Then you’re trying to win his approval so you can feel worthy, and that will shoot you in the foot.
You Have Only One Job
Louise L. Hay often said that people came to her with all sorts of problems—financial problems, health problems, relationship problems—but she always only taught them one thing:
To love themselves.
If you do not love yourself totally, wholly, and fully, somewhere along the way you learned not to. You can unlearn it. Start being kind to yourself now.”
How would life feel different if you knew you were fundamentally okay exactly as you are?
If you didn’t need to fix anything about yourself.
Or change anything about yourself.
If you just smiled and shrugged when someone pointed out your mistakes and flaws and problems.
It’s okay. This is life. None of us are perfect.
You are who you are because of the life you’ve lived.
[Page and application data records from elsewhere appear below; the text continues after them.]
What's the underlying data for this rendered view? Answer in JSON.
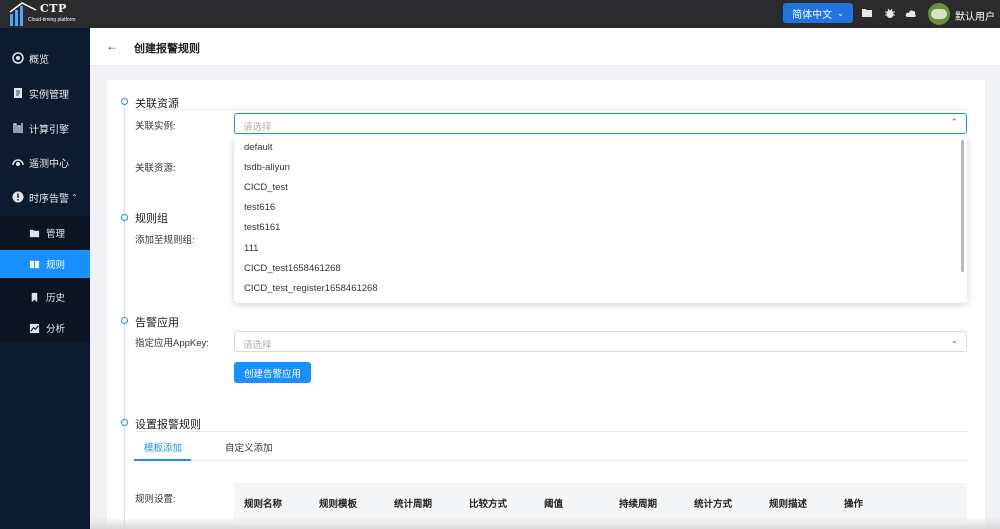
{
  "topbar": {
    "logo_text": "CTP",
    "logo_sub": "Cloud-timing platform",
    "language": "简体中文",
    "username": "默认用户"
  },
  "sidebar": {
    "items": [
      {
        "label": "概览",
        "icon": "dashboard-icon"
      },
      {
        "label": "实例管理",
        "icon": "document-icon"
      },
      {
        "label": "计算引擎",
        "icon": "engine-icon"
      },
      {
        "label": "遥测中心",
        "icon": "telemetry-icon"
      },
      {
        "label": "时序告警",
        "icon": "alert-icon",
        "expanded": true
      }
    ],
    "sub_items": [
      {
        "label": "管理",
        "icon": "folder-icon"
      },
      {
        "label": "规则",
        "icon": "rule-icon",
        "active": true
      },
      {
        "label": "历史",
        "icon": "bookmark-icon"
      },
      {
        "label": "分析",
        "icon": "chart-icon"
      }
    ],
    "accent": "#1890ff"
  },
  "header": {
    "title": "创建报警规则"
  },
  "form": {
    "section_resource": "关联资源",
    "label_instance": "关联实例:",
    "instance_placeholder": "请选择",
    "label_resource": "关联资源:",
    "section_rule_group": "规则组",
    "label_rule_group": "添加至规则组:",
    "section_alert_app": "告警应用",
    "label_appkey": "指定应用AppKey:",
    "appkey_placeholder": "请选择",
    "create_app_button": "创建告警应用",
    "section_rules": "设置报警规则",
    "tabs": [
      "模板添加",
      "自定义添加"
    ],
    "label_rule_settings": "规则设置:",
    "table_headers": [
      "规则名称",
      "规则模板",
      "统计周期",
      "比较方式",
      "阈值",
      "持续周期",
      "统计方式",
      "规则描述",
      "操作"
    ]
  },
  "dropdown": {
    "options": [
      "default",
      "tsdb-aliyun",
      "CICD_test",
      "test616",
      "test6161",
      "111",
      "CICD_test1658461268",
      "CICD_test_register1658461268"
    ]
  }
}
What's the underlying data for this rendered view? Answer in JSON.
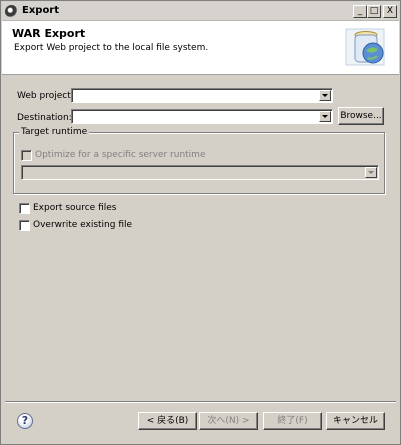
{
  "window": {
    "title": "Export"
  },
  "titlebar_buttons": {
    "minimize": "_",
    "maximize": "□",
    "close": "X"
  },
  "banner": {
    "title": "WAR Export",
    "description": "Export Web project to the local file system.",
    "icon": "jar-globe-wizard-icon"
  },
  "form": {
    "web_project_label": "Web project:",
    "web_project_value": "",
    "destination_label": "Destination:",
    "destination_value": "",
    "browse_label": "Browse...",
    "target_runtime": {
      "title": "Target runtime",
      "optimize_label": "Optimize for a specific server runtime",
      "optimize_checked": false,
      "runtime_value": ""
    },
    "export_source_label": "Export source files",
    "export_source_checked": false,
    "overwrite_label": "Overwrite existing file",
    "overwrite_checked": false
  },
  "footer": {
    "help_icon": "help-icon",
    "back_label": "< 戻る(B)",
    "next_label": "次へ(N) >",
    "finish_label": "終了(F)",
    "cancel_label": "キャンセル"
  }
}
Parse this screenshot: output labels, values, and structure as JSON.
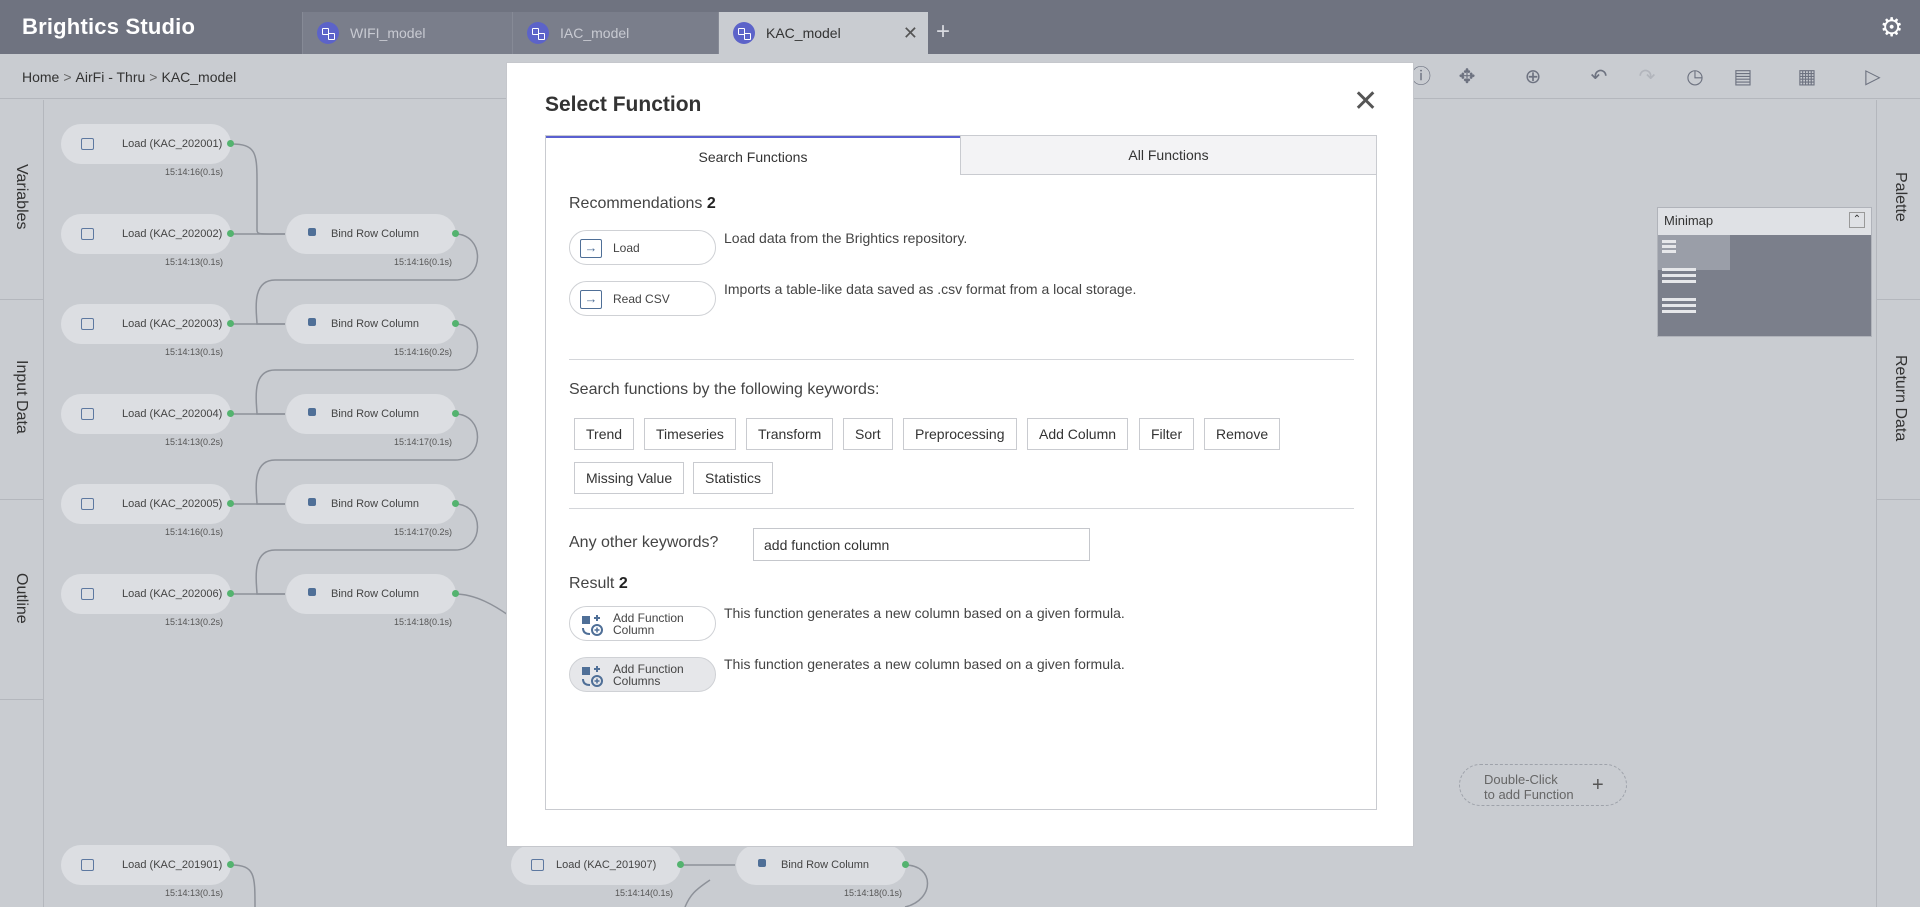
{
  "app": {
    "title": "Brightics Studio"
  },
  "tabs": [
    {
      "label": "WIFI_model"
    },
    {
      "label": "IAC_model"
    },
    {
      "label": "KAC_model"
    }
  ],
  "breadcrumb": {
    "home": "Home",
    "project": "AirFi - Thru",
    "model": "KAC_model",
    "separator": ">"
  },
  "left_rail": [
    "Variables",
    "Input Data",
    "Outline"
  ],
  "right_rail": [
    "Palette",
    "Return Data"
  ],
  "minimap": {
    "title": "Minimap"
  },
  "canvas": {
    "load_nodes": [
      {
        "label": "Load (KAC_202001)",
        "time": "15:14:16(0.1s)"
      },
      {
        "label": "Load (KAC_202002)",
        "time": "15:14:13(0.1s)"
      },
      {
        "label": "Load (KAC_202003)",
        "time": "15:14:13(0.1s)"
      },
      {
        "label": "Load (KAC_202004)",
        "time": "15:14:13(0.2s)"
      },
      {
        "label": "Load (KAC_202005)",
        "time": "15:14:16(0.1s)"
      },
      {
        "label": "Load (KAC_202006)",
        "time": "15:14:13(0.2s)"
      },
      {
        "label": "Load (KAC_201901)",
        "time": "15:14:13(0.1s)"
      },
      {
        "label": "Load (KAC_201907)",
        "time": "15:14:14(0.1s)"
      }
    ],
    "bind_nodes": [
      {
        "label": "Bind Row Column",
        "time": "15:14:16(0.1s)"
      },
      {
        "label": "Bind Row Column",
        "time": "15:14:16(0.2s)"
      },
      {
        "label": "Bind Row Column",
        "time": "15:14:17(0.1s)"
      },
      {
        "label": "Bind Row Column",
        "time": "15:14:17(0.2s)"
      },
      {
        "label": "Bind Row Column",
        "time": "15:14:18(0.1s)"
      },
      {
        "label": "Bind Row Column",
        "time": "15:14:18(0.1s)"
      }
    ],
    "add_function_hint": {
      "line1": "Double-Click",
      "line2": "to add Function",
      "plus": "+"
    }
  },
  "modal": {
    "title": "Select Function",
    "close": "✕",
    "tabs": {
      "search": "Search Functions",
      "all": "All Functions"
    },
    "recommendations": {
      "label": "Recommendations",
      "count": "2",
      "items": [
        {
          "name": "Load",
          "description": "Load data from the Brightics repository."
        },
        {
          "name": "Read CSV",
          "description": "Imports a table-like data saved as .csv format from a local storage."
        }
      ]
    },
    "keywords": {
      "label": "Search functions by the following keywords:",
      "items": [
        "Trend",
        "Timeseries",
        "Transform",
        "Sort",
        "Preprocessing",
        "Add Column",
        "Filter",
        "Remove",
        "Missing Value",
        "Statistics"
      ]
    },
    "other": {
      "label": "Any other keywords?",
      "value": "add function column"
    },
    "result": {
      "label": "Result",
      "count": "2",
      "items": [
        {
          "line1": "Add Function",
          "line2": "Column",
          "description": "This function generates a new column based on a given formula."
        },
        {
          "line1": "Add Function",
          "line2": "Columns",
          "description": "This function generates a new column based on a given formula."
        }
      ]
    }
  }
}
Even the parts you feel are flawed are valuable. If it’s hard to believe that, find a great therapist.
In the meanwhile, if someone doesn’t like how you are? That’s on them.
No one can take your worthiness away from you.
When you radically accept yourself, you don’t waste time with people who don’t accept you.
You’re on the lookout for your tribe, your people, the folks who get you.
It goes against popular wisdom to stop wasting time trying to be more like what men want.
But what better way could you spend your life than being more yourself, and pursuing what pleases you, and saying no to what doesn’t?
This is why I wrote THE PLEASURE PRINCIPLE.
It’s love advice for folks who don’t want to be controlled or told what to do.
It’s love advice that inspires you to practice self-acceptance and self-care as a path to attracting a truly great love.